What this task involves
State how many lines in the entries below hold the word "недвижимости", with nothing besides the number.

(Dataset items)
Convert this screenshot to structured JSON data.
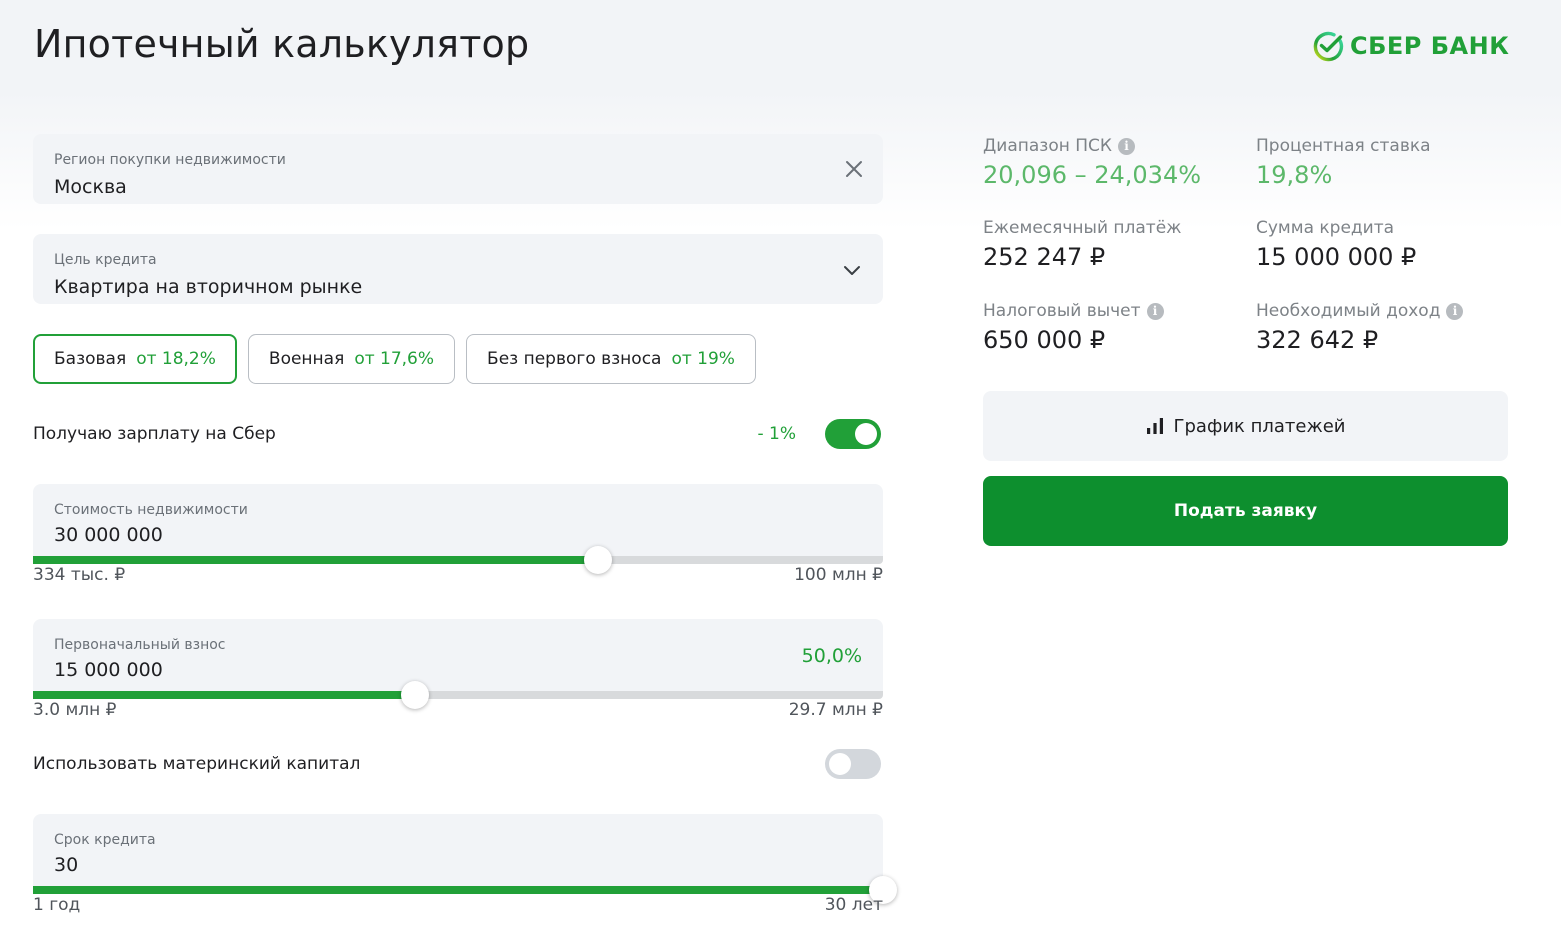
{
  "header": {
    "title": "Ипотечный калькулятор",
    "logo_text": "СБЕР БАНК",
    "brand_color": "#21a038"
  },
  "region": {
    "label": "Регион покупки недвижимости",
    "value": "Москва",
    "clear_icon": "close-icon"
  },
  "purpose": {
    "label": "Цель кредита",
    "value": "Квартира на вторичном рынке",
    "dropdown_icon": "chevron-down-icon"
  },
  "programs": [
    {
      "name": "Базовая",
      "rate": "от 18,2%",
      "active": true
    },
    {
      "name": "Военная",
      "rate": "от 17,6%",
      "active": false
    },
    {
      "name": "Без первого взноса",
      "rate": "от 19%",
      "active": false
    }
  ],
  "salary_toggle": {
    "label": "Получаю зарплату на Сбер",
    "discount": "- 1%",
    "on": true
  },
  "property_cost": {
    "label": "Стоимость недвижимости",
    "value": "30 000 000",
    "min_label": "334 тыс. ₽",
    "max_label": "100 млн ₽",
    "fill_fraction": 0.665
  },
  "down_payment": {
    "label": "Первоначальный взнос",
    "value": "15 000 000",
    "percent": "50,0%",
    "min_label": "3.0 млн ₽",
    "max_label": "29.7 млн ₽",
    "fill_fraction": 0.449
  },
  "maternity_toggle": {
    "label": "Использовать материнский капитал",
    "on": false
  },
  "term": {
    "label": "Срок кредита",
    "value": "30",
    "min_label": "1 год",
    "max_label": "30 лет",
    "fill_fraction": 1.0
  },
  "results": {
    "psk": {
      "label": "Диапазон ПСК",
      "value": "20,096 – 24,034%"
    },
    "rate": {
      "label": "Процентная ставка",
      "value": "19,8%"
    },
    "monthly": {
      "label": "Ежемесячный платёж",
      "value": "252 247 ₽"
    },
    "loan": {
      "label": "Сумма кредита",
      "value": "15 000 000 ₽"
    },
    "tax": {
      "label": "Налоговый вычет",
      "value": "650 000 ₽"
    },
    "income": {
      "label": "Необходимый доход",
      "value": "322 642 ₽"
    }
  },
  "buttons": {
    "schedule": "График платежей",
    "schedule_icon": "bar-chart-icon",
    "apply": "Подать заявку"
  }
}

Task output
2